> _Entries provided_
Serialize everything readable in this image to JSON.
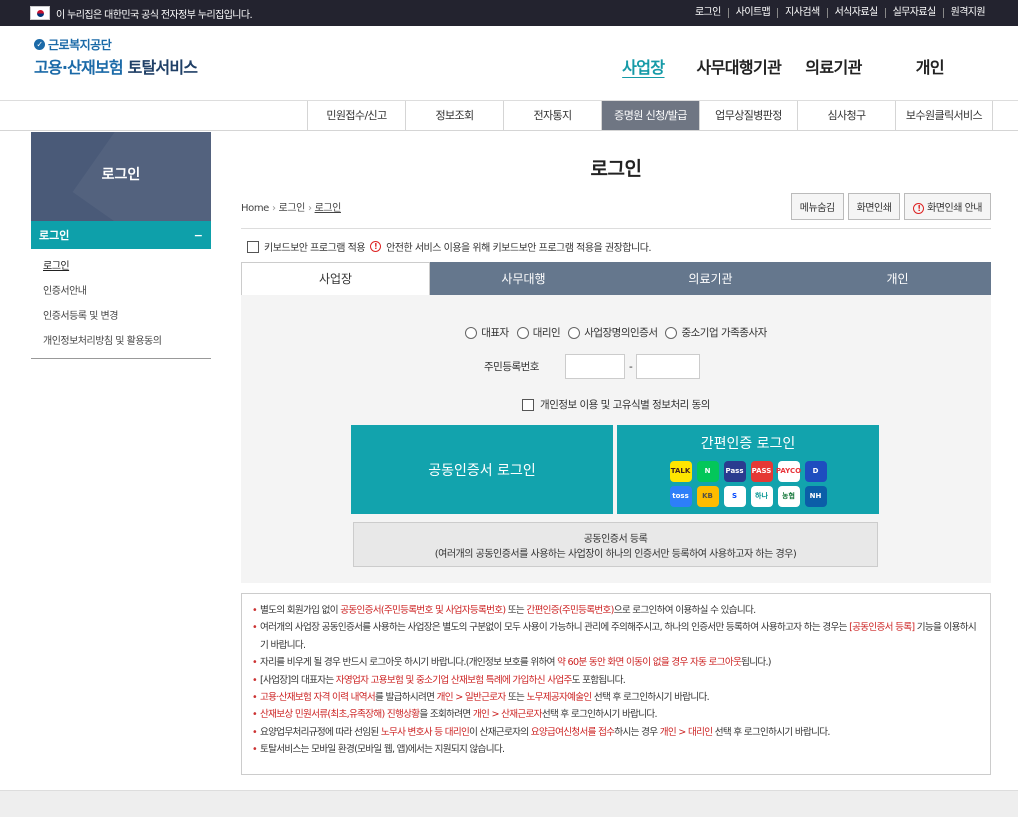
{
  "gov_banner": {
    "text": "이 누리집은 대한민국 공식 전자정부 누리집입니다.",
    "links": [
      "로그인",
      "사이트맵",
      "지사검색",
      "서식자료실",
      "실무자료실",
      "원격지원"
    ]
  },
  "logo": {
    "org": "근로복지공단",
    "brand1": "고용·산재보험",
    "brand2": " 토탈서비스"
  },
  "main_nav": [
    "사업장",
    "사무대행기관",
    "의료기관",
    "개인"
  ],
  "sub_nav": [
    "민원접수/신고",
    "정보조회",
    "전자통지",
    "증명원 신청/발급",
    "업무상질병판정",
    "심사청구",
    "보수원클릭서비스"
  ],
  "sidebar": {
    "title": "로그인",
    "category": "로그인",
    "collapse": "−",
    "items": [
      "로그인",
      "인증서안내",
      "인증서등록 및 변경",
      "개인정보처리방침 및 활용동의"
    ]
  },
  "page": {
    "title": "로그인",
    "crumb": [
      "Home",
      "로그인",
      "로그인"
    ],
    "buttons": [
      "메뉴숨김",
      "화면인쇄",
      "화면인쇄 안내"
    ]
  },
  "keyboard": {
    "label": "키보드보안 프로그램 적용",
    "notice": "안전한 서비스 이용을 위해 키보드보안 프로그램 적용을 권장합니다."
  },
  "tabs": [
    "사업장",
    "사무대행",
    "의료기관",
    "개인"
  ],
  "login": {
    "radios": [
      "대표자",
      "대리인",
      "사업장명의인증서",
      "중소기업 가족종사자"
    ],
    "rrn_label": "주민등록번호",
    "dash": "-",
    "agree": "개인정보 이용 및 고유식별 정보처리 동의",
    "cert_btn": "공동인증서 로그인",
    "simple_btn": "간편인증 로그인",
    "simple_icons": [
      {
        "label": "TALK",
        "bg": "#fee500",
        "fg": "#3c1e1e"
      },
      {
        "label": "N",
        "bg": "#03c75a",
        "fg": "#fff"
      },
      {
        "label": "Pass",
        "bg": "#2a3b8f",
        "fg": "#fff"
      },
      {
        "label": "PASS",
        "bg": "#e53935",
        "fg": "#fff"
      },
      {
        "label": "PAYCO",
        "bg": "#fff",
        "fg": "#e8343b"
      },
      {
        "label": "D",
        "bg": "#1e4dbf",
        "fg": "#fff"
      },
      {
        "label": "toss",
        "bg": "#2d7ff9",
        "fg": "#fff"
      },
      {
        "label": "KB",
        "bg": "#ffbc00",
        "fg": "#545045"
      },
      {
        "label": "S",
        "bg": "#fff",
        "fg": "#0046ff"
      },
      {
        "label": "하나",
        "bg": "#fff",
        "fg": "#009490"
      },
      {
        "label": "농협",
        "bg": "#fff",
        "fg": "#1a7a3e"
      },
      {
        "label": "NH",
        "bg": "#0b5ea8",
        "fg": "#fff"
      }
    ],
    "register_title": "공동인증서 등록",
    "register_desc": "(여러개의 공동인증서를 사용하는 사업장이 하나의 인증서만 등록하여 사용하고자 하는 경우)"
  },
  "notes": [
    [
      [
        "별도의 회원가입 없이 ",
        0
      ],
      [
        "공동인증서(주민등록번호 및 사업자등록번호)",
        1
      ],
      [
        " 또는 ",
        0
      ],
      [
        "간편인증(주민등록번호)",
        1
      ],
      [
        "으로 로그인하여 이용하실 수 있습니다.",
        0
      ]
    ],
    [
      [
        "여러개의 사업장 공동인증서를 사용하는 사업장은 별도의 구분없이 모두 사용이 가능하니 관리에 주의해주시고, 하나의 인증서만 등록하여 사용하고자 하는 경우는 ",
        0
      ],
      [
        "[공동인증서 등록]",
        1
      ],
      [
        " 기능을 이용하시기 바랍니다.",
        0
      ]
    ],
    [
      [
        "자리를 비우게 될 경우 반드시 로그아웃 하시기 바랍니다.(개인정보 보호를 위하여 ",
        0
      ],
      [
        "약 60분 동안 화면 이동이 없을 경우 자동 로그아웃",
        1
      ],
      [
        "됩니다.)",
        0
      ]
    ],
    [
      [
        "[사업장]의 대표자는 ",
        0
      ],
      [
        "자영업자 고용보험 및 중소기업 산재보험 특례에 가입하신 사업주",
        1
      ],
      [
        "도 포함됩니다.",
        0
      ]
    ],
    [
      [
        "고용·산재보험 자격 이력 내역서",
        1
      ],
      [
        "를 발급하시려면 ",
        0
      ],
      [
        "개인 > 일반근로자",
        1
      ],
      [
        " 또는 ",
        0
      ],
      [
        "노무제공자예술인",
        1
      ],
      [
        " 선택 후 로그인하시기 바랍니다.",
        0
      ]
    ],
    [
      [
        "산재보상 민원서류(최초,유족장해) 진행상황",
        1
      ],
      [
        "을 조회하려면 ",
        0
      ],
      [
        "개인 > 산재근로자",
        1
      ],
      [
        "선택 후 로그인하시기 바랍니다.",
        0
      ]
    ],
    [
      [
        "요양업무처리규정에 따라 선임된 ",
        0
      ],
      [
        "노무사 변호사 등 대리인",
        1
      ],
      [
        "이 산재근로자의 ",
        0
      ],
      [
        "요양급여신청서를 접수",
        1
      ],
      [
        "하시는 경우 ",
        0
      ],
      [
        "개인 > 대리인",
        1
      ],
      [
        " 선택 후 로그인하시기 바랍니다.",
        0
      ]
    ],
    [
      [
        "토탈서비스는 모바일 환경(모바일 웹, 앱)에서는 지원되지 않습니다.",
        0
      ]
    ]
  ]
}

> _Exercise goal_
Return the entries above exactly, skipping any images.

> _Result of the task_
Serialize everything readable in this image to JSON.
{
  "gov_banner": {
    "text": "이 누리집은 대한민국 공식 전자정부 누리집입니다.",
    "links": [
      "로그인",
      "사이트맵",
      "지사검색",
      "서식자료실",
      "실무자료실",
      "원격지원"
    ]
  },
  "logo": {
    "org": "근로복지공단",
    "brand1": "고용·산재보험",
    "brand2": " 토탈서비스"
  },
  "main_nav": [
    "사업장",
    "사무대행기관",
    "의료기관",
    "개인"
  ],
  "sub_nav": [
    "민원접수/신고",
    "정보조회",
    "전자통지",
    "증명원 신청/발급",
    "업무상질병판정",
    "심사청구",
    "보수원클릭서비스"
  ],
  "sidebar": {
    "title": "로그인",
    "category": "로그인",
    "collapse": "−",
    "items": [
      "로그인",
      "인증서안내",
      "인증서등록 및 변경",
      "개인정보처리방침 및 활용동의"
    ]
  },
  "page": {
    "title": "로그인",
    "crumb": [
      "Home",
      "로그인",
      "로그인"
    ],
    "buttons": [
      "메뉴숨김",
      "화면인쇄",
      "화면인쇄 안내"
    ]
  },
  "keyboard": {
    "label": "키보드보안 프로그램 적용",
    "notice": "안전한 서비스 이용을 위해 키보드보안 프로그램 적용을 권장합니다."
  },
  "tabs": [
    "사업장",
    "사무대행",
    "의료기관",
    "개인"
  ],
  "login": {
    "radios": [
      "대표자",
      "대리인",
      "사업장명의인증서",
      "중소기업 가족종사자"
    ],
    "rrn_label": "주민등록번호",
    "dash": "-",
    "agree": "개인정보 이용 및 고유식별 정보처리 동의",
    "cert_btn": "공동인증서 로그인",
    "simple_btn": "간편인증 로그인",
    "simple_icons": [
      {
        "label": "TALK",
        "bg": "#fee500",
        "fg": "#3c1e1e"
      },
      {
        "label": "N",
        "bg": "#03c75a",
        "fg": "#fff"
      },
      {
        "label": "Pass",
        "bg": "#2a3b8f",
        "fg": "#fff"
      },
      {
        "label": "PASS",
        "bg": "#e53935",
        "fg": "#fff"
      },
      {
        "label": "PAYCO",
        "bg": "#fff",
        "fg": "#e8343b"
      },
      {
        "label": "D",
        "bg": "#1e4dbf",
        "fg": "#fff"
      },
      {
        "label": "toss",
        "bg": "#2d7ff9",
        "fg": "#fff"
      },
      {
        "label": "KB",
        "bg": "#ffbc00",
        "fg": "#545045"
      },
      {
        "label": "S",
        "bg": "#fff",
        "fg": "#0046ff"
      },
      {
        "label": "하나",
        "bg": "#fff",
        "fg": "#009490"
      },
      {
        "label": "농협",
        "bg": "#fff",
        "fg": "#1a7a3e"
      },
      {
        "label": "NH",
        "bg": "#0b5ea8",
        "fg": "#fff"
      }
    ],
    "register_title": "공동인증서 등록",
    "register_desc": "(여러개의 공동인증서를 사용하는 사업장이 하나의 인증서만 등록하여 사용하고자 하는 경우)"
  },
  "notes": [
    [
      [
        "별도의 회원가입 없이 ",
        0
      ],
      [
        "공동인증서(주민등록번호 및 사업자등록번호)",
        1
      ],
      [
        " 또는 ",
        0
      ],
      [
        "간편인증(주민등록번호)",
        1
      ],
      [
        "으로 로그인하여 이용하실 수 있습니다.",
        0
      ]
    ],
    [
      [
        "여러개의 사업장 공동인증서를 사용하는 사업장은 별도의 구분없이 모두 사용이 가능하니 관리에 주의해주시고, 하나의 인증서만 등록하여 사용하고자 하는 경우는 ",
        0
      ],
      [
        "[공동인증서 등록]",
        1
      ],
      [
        " 기능을 이용하시기 바랍니다.",
        0
      ]
    ],
    [
      [
        "자리를 비우게 될 경우 반드시 로그아웃 하시기 바랍니다.(개인정보 보호를 위하여 ",
        0
      ],
      [
        "약 60분 동안 화면 이동이 없을 경우 자동 로그아웃",
        1
      ],
      [
        "됩니다.)",
        0
      ]
    ],
    [
      [
        "[사업장]의 대표자는 ",
        0
      ],
      [
        "자영업자 고용보험 및 중소기업 산재보험 특례에 가입하신 사업주",
        1
      ],
      [
        "도 포함됩니다.",
        0
      ]
    ],
    [
      [
        "고용·산재보험 자격 이력 내역서",
        1
      ],
      [
        "를 발급하시려면 ",
        0
      ],
      [
        "개인 > 일반근로자",
        1
      ],
      [
        " 또는 ",
        0
      ],
      [
        "노무제공자예술인",
        1
      ],
      [
        " 선택 후 로그인하시기 바랍니다.",
        0
      ]
    ],
    [
      [
        "산재보상 민원서류(최초,유족장해) 진행상황",
        1
      ],
      [
        "을 조회하려면 ",
        0
      ],
      [
        "개인 > 산재근로자",
        1
      ],
      [
        "선택 후 로그인하시기 바랍니다.",
        0
      ]
    ],
    [
      [
        "요양업무처리규정에 따라 선임된 ",
        0
      ],
      [
        "노무사 변호사 등 대리인",
        1
      ],
      [
        "이 산재근로자의 ",
        0
      ],
      [
        "요양급여신청서를 접수",
        1
      ],
      [
        "하시는 경우 ",
        0
      ],
      [
        "개인 > 대리인",
        1
      ],
      [
        " 선택 후 로그인하시기 바랍니다.",
        0
      ]
    ],
    [
      [
        "토탈서비스는 모바일 환경(모바일 웹, 앱)에서는 지원되지 않습니다.",
        0
      ]
    ]
  ]
}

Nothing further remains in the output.